___ Entries shown ___

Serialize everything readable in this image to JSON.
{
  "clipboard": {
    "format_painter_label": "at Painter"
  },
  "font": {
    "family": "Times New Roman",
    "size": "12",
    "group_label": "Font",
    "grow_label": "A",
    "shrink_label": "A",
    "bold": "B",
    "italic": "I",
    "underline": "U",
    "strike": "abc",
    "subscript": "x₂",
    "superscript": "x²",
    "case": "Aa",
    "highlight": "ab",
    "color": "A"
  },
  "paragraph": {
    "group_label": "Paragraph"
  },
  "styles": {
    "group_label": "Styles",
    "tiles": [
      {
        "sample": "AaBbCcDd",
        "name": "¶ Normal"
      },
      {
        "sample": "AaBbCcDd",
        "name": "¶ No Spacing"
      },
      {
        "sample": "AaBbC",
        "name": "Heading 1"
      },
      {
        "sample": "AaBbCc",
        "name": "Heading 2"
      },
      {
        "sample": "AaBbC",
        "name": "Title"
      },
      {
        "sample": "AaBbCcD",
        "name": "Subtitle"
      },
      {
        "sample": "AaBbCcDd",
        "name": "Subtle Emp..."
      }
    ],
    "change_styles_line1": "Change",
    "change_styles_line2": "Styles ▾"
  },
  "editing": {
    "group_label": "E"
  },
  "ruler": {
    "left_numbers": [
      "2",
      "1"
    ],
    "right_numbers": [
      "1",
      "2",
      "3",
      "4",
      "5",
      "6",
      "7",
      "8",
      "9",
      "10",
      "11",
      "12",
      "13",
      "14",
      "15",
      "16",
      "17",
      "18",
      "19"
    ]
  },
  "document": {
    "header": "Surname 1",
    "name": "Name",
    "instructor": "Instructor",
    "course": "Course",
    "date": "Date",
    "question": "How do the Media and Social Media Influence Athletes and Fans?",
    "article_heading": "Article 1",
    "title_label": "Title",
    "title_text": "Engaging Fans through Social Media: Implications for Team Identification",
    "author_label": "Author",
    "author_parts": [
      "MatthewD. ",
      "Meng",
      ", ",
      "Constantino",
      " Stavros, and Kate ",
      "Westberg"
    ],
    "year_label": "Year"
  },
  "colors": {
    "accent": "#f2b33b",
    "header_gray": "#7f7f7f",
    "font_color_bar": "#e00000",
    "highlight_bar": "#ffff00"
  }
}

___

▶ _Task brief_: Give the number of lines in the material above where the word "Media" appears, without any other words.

▶ _Solved problem_: 2